-- Scott D. Augustine, MD, president, Augustine Temperature Management
1. Elek SD and Cohen PE. The virulence of Staphylococcus pyogenes for man. A study of the problem of wound infection. British J Experimental Path. 1957;38, 573-586.
2. Kurz A, et al. Perioperative normothermia to reduce the incidence of surgical-wound infection and shorten
hospitalization. NEJM. 1996;334:1209-1215.
3. Lidwell OM, et al, Bacteria isolated from deep joint sepsis after operation for a total hip or knee replacement and the sources of the infection with Staphylococcus aureaus. J Hosp Infect. 4(1983) 19-29.
4. McGovern PD, Reed MR et al, Forced Air Warming and Ultra-Clean Ventilation Do Not Mix: An Investigation of Theatre Ventilation, Patient Warming and Joint Replacement Infection in Orthopaedics. J. Bone and Joint Surgery Br, 2011;93(11), 1537-44.
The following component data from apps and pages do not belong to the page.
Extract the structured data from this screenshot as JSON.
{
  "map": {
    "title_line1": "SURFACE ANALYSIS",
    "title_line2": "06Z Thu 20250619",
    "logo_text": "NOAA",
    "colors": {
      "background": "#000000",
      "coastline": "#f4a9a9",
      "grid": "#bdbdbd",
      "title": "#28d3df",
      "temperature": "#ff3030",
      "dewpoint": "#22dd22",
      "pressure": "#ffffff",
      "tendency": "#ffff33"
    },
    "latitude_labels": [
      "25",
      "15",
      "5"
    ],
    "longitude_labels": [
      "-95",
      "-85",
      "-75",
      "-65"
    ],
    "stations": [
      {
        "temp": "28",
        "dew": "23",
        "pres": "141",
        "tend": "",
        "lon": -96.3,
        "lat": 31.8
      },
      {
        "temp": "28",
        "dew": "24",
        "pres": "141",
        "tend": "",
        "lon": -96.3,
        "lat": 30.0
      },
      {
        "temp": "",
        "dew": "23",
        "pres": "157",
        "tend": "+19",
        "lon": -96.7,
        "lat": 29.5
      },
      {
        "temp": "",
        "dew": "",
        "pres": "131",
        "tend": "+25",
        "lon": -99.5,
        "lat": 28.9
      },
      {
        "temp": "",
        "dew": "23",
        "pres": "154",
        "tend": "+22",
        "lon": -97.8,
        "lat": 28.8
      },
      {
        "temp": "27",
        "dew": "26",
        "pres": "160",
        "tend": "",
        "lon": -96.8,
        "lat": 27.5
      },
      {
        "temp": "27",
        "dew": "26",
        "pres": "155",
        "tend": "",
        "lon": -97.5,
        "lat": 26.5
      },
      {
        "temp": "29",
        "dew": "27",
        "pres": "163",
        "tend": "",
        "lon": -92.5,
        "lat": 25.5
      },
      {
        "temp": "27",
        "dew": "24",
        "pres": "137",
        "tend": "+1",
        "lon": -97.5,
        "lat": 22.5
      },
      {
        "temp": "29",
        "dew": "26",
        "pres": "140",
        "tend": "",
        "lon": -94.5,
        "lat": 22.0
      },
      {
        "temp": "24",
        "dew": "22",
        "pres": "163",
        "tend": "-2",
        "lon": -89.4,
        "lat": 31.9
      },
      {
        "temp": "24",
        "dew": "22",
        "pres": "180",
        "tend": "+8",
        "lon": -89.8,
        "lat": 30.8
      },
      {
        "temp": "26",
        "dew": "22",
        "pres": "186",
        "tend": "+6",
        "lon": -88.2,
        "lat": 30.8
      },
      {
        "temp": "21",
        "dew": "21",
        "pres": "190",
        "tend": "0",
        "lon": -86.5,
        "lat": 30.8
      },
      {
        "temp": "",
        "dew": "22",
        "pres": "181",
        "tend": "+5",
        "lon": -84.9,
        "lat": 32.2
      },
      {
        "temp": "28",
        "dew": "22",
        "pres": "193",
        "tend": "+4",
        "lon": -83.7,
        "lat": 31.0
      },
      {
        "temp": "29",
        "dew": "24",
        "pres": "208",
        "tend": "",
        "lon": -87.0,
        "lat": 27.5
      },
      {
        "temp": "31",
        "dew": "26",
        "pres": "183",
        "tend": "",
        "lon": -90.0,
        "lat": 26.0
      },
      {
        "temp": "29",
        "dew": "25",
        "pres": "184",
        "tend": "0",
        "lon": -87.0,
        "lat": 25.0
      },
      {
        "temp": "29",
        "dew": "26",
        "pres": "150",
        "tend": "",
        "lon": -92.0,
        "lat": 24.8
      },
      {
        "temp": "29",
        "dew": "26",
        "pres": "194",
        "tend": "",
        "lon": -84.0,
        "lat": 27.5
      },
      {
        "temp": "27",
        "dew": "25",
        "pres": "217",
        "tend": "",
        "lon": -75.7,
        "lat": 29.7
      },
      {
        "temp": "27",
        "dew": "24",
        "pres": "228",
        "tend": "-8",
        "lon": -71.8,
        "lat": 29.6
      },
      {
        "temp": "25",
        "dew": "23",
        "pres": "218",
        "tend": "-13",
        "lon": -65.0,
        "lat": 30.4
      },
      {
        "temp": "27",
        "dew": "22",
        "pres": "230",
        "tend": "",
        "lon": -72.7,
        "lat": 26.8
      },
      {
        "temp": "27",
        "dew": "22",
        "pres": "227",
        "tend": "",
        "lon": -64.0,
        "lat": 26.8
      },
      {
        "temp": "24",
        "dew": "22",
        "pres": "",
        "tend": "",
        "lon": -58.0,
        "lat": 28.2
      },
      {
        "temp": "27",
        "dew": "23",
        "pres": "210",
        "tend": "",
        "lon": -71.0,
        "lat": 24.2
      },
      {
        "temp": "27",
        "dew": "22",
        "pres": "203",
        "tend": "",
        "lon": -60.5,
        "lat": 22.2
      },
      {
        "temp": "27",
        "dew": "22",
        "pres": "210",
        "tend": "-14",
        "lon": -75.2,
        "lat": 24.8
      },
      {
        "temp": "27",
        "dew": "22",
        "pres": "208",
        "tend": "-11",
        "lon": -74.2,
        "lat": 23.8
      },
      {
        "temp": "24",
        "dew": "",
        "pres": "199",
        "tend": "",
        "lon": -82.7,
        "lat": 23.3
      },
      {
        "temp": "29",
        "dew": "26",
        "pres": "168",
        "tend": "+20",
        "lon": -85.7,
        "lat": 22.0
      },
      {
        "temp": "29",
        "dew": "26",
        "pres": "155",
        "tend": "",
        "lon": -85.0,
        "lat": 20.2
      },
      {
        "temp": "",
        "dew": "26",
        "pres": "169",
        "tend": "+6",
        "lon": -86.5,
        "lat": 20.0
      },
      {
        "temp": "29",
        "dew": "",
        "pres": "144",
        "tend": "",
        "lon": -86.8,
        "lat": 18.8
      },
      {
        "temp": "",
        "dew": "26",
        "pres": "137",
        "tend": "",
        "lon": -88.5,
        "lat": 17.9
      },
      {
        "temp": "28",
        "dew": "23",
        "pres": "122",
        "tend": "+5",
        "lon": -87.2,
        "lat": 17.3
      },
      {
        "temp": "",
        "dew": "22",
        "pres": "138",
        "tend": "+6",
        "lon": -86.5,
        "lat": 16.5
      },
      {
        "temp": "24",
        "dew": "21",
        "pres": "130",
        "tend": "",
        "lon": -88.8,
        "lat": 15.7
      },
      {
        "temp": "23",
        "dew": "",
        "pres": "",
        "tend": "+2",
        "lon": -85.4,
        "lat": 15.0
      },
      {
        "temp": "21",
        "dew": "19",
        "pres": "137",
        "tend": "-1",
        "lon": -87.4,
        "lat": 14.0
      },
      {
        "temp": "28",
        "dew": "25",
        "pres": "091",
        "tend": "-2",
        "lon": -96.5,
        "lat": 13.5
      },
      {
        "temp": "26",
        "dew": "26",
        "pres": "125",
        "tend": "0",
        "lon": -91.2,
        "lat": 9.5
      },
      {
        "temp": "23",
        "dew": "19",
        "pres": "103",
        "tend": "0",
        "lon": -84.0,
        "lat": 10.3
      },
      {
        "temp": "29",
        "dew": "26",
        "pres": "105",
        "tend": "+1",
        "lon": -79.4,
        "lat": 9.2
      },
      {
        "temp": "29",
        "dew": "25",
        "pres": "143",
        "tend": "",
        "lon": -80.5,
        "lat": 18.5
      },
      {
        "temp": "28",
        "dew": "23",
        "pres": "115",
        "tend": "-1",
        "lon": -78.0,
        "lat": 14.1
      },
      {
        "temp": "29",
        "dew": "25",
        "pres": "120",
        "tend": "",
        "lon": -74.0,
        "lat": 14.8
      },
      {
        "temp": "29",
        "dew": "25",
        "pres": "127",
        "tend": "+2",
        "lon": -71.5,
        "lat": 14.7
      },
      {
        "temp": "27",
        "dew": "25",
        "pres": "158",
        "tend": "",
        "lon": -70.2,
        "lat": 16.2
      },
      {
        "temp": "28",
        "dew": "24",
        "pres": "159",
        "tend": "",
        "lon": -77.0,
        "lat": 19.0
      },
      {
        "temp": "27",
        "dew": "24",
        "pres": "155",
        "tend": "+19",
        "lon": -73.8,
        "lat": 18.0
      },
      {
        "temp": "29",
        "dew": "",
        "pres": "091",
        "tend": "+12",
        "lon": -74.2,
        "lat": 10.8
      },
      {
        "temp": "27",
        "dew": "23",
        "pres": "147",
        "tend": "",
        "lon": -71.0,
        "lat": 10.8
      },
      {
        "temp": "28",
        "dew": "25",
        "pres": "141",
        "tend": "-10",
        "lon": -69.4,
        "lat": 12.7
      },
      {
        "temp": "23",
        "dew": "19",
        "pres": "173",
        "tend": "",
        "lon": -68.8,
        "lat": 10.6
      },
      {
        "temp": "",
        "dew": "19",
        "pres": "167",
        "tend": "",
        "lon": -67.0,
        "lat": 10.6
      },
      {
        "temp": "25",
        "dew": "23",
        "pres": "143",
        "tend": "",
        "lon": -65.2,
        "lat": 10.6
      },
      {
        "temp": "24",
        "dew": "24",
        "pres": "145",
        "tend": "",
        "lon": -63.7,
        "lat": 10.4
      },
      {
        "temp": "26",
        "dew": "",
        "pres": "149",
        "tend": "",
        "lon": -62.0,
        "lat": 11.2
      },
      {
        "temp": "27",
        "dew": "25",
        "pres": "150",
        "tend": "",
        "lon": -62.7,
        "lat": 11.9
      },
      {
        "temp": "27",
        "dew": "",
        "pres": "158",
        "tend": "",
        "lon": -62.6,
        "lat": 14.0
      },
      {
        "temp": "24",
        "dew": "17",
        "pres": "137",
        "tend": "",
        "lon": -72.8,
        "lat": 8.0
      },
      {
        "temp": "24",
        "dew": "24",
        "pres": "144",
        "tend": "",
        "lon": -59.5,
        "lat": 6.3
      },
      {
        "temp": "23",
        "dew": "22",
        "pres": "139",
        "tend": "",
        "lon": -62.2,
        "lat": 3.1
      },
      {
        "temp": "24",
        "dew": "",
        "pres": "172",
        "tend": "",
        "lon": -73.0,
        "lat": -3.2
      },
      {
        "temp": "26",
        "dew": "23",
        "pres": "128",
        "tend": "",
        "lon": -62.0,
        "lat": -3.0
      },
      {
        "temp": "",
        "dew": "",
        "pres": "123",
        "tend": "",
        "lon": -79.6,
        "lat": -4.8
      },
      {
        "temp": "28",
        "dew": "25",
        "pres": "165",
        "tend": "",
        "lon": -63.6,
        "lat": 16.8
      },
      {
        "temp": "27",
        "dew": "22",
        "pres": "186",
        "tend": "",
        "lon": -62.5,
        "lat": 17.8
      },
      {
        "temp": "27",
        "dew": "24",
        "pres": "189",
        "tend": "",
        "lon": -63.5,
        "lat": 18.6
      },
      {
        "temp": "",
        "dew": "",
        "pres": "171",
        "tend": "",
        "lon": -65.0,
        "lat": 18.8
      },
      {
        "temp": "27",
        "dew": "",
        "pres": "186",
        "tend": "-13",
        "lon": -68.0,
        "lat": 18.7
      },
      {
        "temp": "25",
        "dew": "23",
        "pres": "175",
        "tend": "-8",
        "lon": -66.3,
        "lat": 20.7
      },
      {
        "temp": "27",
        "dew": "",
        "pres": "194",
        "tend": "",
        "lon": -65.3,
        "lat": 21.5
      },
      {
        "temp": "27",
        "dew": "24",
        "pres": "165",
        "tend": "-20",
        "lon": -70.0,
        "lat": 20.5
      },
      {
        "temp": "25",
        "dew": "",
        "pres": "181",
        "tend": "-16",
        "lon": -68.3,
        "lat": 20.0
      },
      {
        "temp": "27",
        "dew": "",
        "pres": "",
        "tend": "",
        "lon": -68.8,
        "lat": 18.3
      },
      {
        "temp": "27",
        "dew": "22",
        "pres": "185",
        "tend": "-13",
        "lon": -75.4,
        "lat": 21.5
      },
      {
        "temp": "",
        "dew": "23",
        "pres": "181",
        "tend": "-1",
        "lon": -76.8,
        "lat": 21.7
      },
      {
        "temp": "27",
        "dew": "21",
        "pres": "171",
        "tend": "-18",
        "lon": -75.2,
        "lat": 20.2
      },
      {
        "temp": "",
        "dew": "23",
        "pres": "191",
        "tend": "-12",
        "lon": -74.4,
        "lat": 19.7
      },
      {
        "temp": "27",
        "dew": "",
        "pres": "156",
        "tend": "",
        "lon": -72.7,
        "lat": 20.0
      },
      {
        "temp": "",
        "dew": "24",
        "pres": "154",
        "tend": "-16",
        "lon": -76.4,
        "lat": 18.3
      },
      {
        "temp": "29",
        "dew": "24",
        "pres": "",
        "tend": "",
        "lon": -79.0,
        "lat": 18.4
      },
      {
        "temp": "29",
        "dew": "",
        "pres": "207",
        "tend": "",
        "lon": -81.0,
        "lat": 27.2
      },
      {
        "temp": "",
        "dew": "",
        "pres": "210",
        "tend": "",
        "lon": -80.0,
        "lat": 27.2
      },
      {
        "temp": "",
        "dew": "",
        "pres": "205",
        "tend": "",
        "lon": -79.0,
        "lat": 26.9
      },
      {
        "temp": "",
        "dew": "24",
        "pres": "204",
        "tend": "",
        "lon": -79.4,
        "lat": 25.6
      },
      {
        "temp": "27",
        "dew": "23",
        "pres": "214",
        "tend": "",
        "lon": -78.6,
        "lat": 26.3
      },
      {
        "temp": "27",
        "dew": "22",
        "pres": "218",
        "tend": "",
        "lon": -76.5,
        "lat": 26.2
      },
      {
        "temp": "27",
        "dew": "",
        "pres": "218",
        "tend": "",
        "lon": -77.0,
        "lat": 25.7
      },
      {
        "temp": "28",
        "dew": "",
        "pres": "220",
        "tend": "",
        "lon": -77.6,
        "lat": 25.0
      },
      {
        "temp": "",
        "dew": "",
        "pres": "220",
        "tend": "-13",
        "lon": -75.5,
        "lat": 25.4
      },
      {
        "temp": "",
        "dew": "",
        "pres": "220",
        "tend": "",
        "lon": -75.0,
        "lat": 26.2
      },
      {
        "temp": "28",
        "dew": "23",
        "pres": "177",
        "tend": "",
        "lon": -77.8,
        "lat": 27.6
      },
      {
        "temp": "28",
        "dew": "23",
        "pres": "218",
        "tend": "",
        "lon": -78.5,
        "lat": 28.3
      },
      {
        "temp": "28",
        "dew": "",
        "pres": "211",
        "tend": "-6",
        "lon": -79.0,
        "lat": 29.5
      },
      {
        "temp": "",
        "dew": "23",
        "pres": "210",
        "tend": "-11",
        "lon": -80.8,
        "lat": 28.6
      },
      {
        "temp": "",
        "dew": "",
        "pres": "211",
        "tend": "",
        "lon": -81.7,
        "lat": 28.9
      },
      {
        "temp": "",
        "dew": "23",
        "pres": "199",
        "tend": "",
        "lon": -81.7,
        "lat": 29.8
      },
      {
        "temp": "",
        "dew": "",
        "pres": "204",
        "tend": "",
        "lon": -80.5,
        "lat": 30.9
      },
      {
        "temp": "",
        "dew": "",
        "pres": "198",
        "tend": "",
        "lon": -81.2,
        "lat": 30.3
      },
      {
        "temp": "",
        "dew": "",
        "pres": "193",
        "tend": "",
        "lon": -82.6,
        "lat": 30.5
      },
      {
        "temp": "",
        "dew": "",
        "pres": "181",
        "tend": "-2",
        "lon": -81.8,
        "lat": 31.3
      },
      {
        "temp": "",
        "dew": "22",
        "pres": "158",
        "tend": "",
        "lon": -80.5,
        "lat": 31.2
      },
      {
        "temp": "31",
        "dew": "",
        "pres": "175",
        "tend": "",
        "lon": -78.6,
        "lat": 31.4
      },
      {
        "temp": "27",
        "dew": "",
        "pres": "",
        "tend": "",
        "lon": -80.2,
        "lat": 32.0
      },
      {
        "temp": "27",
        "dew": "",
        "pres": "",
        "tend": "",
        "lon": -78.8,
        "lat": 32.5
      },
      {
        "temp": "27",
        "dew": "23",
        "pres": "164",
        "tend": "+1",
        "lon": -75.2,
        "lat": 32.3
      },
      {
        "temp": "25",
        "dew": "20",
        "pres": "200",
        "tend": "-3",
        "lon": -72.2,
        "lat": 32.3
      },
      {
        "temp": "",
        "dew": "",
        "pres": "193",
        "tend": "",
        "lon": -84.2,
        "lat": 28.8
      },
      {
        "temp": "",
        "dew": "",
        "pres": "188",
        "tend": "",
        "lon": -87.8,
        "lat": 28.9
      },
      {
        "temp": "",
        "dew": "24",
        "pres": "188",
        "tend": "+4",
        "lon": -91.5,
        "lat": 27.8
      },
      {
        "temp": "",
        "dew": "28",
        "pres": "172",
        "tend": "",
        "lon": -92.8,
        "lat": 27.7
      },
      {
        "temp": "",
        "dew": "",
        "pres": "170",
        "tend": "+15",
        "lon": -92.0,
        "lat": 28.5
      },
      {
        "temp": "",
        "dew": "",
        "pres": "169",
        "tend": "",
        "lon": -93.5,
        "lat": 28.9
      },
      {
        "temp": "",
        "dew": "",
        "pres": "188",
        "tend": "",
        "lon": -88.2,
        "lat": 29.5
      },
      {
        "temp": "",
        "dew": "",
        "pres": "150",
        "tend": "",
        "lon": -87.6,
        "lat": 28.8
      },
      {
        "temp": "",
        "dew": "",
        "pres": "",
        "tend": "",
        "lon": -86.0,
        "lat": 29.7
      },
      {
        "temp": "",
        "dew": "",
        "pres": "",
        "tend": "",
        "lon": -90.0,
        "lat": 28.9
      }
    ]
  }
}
* Disclosure for McGovern study: Mark Albrecht, who contributed to the statistical analysis, has been an employee of Augustine Biomedical + Design. He currently is on a fellowship from the company, pursuing a masters in statistics at the University of Minnesota. This relationship was revealed in the study by the following: “The author or one or more of the authors have received or will receive benefits for personal or professional use from a commercial party related directly or indirectly to the subject of this article.”